Among the entries, find the lines with the string "Type" and report them.

* * * * * * *

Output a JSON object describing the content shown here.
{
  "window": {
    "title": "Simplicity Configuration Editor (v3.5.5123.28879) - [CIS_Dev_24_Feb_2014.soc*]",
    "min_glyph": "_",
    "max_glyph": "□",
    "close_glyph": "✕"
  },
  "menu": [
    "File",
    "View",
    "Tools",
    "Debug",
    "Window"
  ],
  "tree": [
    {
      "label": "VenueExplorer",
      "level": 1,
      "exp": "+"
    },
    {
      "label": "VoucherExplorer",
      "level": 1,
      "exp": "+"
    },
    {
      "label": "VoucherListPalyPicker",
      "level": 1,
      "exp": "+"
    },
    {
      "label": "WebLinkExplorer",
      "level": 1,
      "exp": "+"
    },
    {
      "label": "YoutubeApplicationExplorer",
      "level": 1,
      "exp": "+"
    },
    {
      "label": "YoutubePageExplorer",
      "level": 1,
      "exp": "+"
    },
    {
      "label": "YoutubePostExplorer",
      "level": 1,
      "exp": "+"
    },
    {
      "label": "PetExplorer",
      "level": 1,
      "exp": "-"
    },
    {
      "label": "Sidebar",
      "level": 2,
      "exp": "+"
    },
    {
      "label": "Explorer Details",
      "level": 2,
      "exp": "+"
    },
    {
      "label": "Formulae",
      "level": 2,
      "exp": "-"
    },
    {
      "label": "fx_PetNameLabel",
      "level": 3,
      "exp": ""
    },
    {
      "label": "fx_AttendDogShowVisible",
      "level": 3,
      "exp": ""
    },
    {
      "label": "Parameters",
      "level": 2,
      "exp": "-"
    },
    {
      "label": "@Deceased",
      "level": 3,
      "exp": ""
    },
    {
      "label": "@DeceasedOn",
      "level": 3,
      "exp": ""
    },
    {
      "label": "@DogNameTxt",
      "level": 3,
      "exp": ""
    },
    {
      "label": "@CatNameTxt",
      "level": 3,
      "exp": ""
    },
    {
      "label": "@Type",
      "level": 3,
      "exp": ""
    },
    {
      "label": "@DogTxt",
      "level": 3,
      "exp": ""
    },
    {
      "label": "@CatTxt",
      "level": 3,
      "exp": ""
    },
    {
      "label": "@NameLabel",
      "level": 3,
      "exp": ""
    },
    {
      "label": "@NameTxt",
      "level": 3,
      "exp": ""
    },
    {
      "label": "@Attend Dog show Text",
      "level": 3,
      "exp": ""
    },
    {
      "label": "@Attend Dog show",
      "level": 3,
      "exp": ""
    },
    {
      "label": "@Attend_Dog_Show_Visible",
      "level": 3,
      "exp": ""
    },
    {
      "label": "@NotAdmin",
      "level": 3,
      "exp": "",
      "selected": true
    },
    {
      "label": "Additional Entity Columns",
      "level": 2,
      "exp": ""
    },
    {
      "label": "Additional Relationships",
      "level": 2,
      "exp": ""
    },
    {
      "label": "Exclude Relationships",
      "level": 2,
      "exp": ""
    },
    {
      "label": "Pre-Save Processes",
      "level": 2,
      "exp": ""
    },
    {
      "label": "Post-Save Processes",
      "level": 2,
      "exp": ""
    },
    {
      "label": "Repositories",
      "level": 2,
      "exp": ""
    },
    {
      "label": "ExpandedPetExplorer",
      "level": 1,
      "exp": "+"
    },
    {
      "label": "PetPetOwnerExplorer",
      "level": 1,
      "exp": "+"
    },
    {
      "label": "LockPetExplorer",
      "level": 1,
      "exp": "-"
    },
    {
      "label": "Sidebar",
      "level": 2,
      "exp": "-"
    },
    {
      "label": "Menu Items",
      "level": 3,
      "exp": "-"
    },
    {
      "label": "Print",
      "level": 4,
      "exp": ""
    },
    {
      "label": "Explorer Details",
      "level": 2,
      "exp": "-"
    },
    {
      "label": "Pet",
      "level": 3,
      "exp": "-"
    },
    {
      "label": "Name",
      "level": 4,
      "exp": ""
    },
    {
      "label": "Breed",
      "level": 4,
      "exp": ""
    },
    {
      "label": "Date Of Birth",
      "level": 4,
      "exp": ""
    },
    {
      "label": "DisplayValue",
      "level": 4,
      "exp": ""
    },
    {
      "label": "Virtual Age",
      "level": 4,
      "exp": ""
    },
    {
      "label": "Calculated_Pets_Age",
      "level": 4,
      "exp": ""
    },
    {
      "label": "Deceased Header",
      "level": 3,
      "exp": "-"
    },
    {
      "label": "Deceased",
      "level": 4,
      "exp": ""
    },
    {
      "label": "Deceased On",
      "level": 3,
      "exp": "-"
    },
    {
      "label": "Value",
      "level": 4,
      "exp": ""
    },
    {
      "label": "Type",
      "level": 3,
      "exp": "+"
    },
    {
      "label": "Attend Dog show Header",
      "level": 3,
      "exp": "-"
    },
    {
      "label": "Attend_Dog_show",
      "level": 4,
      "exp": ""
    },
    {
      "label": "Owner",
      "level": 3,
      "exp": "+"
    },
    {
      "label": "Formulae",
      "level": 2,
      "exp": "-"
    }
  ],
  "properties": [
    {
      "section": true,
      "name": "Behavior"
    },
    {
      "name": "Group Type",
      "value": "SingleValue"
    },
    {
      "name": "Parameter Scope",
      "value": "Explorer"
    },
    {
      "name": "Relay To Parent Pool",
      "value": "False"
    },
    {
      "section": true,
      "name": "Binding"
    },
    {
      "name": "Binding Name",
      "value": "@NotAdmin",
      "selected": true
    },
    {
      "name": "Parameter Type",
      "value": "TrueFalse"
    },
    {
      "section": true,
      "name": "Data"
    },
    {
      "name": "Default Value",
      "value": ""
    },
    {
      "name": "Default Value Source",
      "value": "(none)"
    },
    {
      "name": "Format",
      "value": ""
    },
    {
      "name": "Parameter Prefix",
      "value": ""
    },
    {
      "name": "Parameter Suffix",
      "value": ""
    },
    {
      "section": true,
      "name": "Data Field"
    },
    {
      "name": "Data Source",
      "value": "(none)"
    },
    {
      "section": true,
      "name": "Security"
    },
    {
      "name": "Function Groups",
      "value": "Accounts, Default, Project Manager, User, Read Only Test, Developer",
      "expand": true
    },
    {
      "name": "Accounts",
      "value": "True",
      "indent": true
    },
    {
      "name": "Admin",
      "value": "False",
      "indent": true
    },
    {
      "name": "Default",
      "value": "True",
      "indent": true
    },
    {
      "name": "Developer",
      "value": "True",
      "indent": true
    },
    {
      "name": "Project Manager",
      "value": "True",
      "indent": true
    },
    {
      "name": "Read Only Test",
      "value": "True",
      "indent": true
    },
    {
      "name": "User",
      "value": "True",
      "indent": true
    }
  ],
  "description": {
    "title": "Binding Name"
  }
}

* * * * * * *

TASK RESULT
      "label": "@Type",
      "label": "Type",
      "name": "Group Type",
      "name": "Parameter Type",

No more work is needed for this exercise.